The Hillary Clinton Problem

Clearly, people assume that Hillary Clinton will run for President in 2008. I’m a big fan of Hillary, and I think she’d be a fine President, and if she ends up being nominated I’ll vote for her as hard as I can, but right now it’s hard not to notice that statements like this:

Six years after battling her way to a Senate seat from her newly adopted state by campaigning night and day, Hillary Rodham Clinton is coasting toward re-election _ and piling up money that could go toward a run for the White House in 2008.

Do a lot to stoke the fires of movements like this:

“New York is not on our radar screen,” said William Black, an operative with the anti-Clinton “Stop Her Now” effort, which was launched a year ago and had raised less than $25,000 as of the end of 2005. “It’s really not much of a race.”

There are two things going on here. First, there is the Rove-style strategy on the part of the Republicans to establish Hillary’s character in the mind of the electorate, in the same way they did to John Kerry (flip flop!) or Al Gore (invented the internet!). Second, there is the press’ willingness to go along with it. After all, it is a good story, Hillary is a widely recognized figure who engenders strong responses. She has not, however, stated any intention to run in 2008, so conjecture like this:

Leftover money could be used for a presidential campaign in 2008 if she runs.

The difference between Clinton’s 2000 campaign and her re-election bid is striking.

seems ill-founded, present more to excite and intrigue readers than to inform them. After all, what about this:

Clinton spokesman Howard Wolfson would not discuss 2006 campaign strategy, the possible benefits from not having a tough Senate race or the potential effect on 2008.

“We’re not taking anything for granted,” he said. “Senator Clinton is going to continue to focus on being the best senator that she can and making a strong case for her re-election.”

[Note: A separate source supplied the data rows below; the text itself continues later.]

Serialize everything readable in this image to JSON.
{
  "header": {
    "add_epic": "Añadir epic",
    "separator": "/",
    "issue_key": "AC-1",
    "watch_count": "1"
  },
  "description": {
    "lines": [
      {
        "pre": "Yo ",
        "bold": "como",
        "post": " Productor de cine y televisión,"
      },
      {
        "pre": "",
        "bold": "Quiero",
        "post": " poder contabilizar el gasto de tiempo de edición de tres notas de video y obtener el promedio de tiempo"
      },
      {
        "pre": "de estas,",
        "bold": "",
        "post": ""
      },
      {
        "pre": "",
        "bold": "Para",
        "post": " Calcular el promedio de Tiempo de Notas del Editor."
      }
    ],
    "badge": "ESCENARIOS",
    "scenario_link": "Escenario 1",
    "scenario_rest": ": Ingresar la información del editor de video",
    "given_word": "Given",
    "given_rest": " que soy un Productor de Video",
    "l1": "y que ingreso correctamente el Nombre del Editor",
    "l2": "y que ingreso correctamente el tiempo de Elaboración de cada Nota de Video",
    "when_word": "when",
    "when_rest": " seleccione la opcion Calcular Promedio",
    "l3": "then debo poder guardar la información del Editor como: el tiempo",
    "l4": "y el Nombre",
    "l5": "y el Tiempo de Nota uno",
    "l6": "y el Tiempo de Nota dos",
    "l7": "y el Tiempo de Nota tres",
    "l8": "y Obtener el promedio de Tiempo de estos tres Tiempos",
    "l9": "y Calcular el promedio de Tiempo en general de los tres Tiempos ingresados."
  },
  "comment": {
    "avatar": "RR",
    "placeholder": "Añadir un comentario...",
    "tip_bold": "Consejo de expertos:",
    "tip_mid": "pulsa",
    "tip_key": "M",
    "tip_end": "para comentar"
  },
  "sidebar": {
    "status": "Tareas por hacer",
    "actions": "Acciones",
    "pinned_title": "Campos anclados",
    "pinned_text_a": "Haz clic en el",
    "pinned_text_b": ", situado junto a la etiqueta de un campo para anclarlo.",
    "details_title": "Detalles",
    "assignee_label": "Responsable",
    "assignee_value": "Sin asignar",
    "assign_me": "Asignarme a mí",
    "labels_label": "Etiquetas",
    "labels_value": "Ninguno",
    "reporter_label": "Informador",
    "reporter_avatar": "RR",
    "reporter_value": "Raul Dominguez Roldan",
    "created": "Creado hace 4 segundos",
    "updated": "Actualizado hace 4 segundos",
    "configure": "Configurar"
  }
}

Seems pretty clear to me. It hurts liberals when the focus is taken off of the 2006 elections, which are lining up to be disastrous for the GOP, and put on the 2008 prospects of Hillary who, because of who she is, also allows the Republicans to keep pumping the old Bill Clinton outrage well they love so much. Hillary probably does want to run, and who can blame her? She’s made impressive inroads with Republican-heavy Upstate New York.

For now, though, I think the focus, from a news perspective, should be on the information relevant to a few months from now, as opposed to a few years.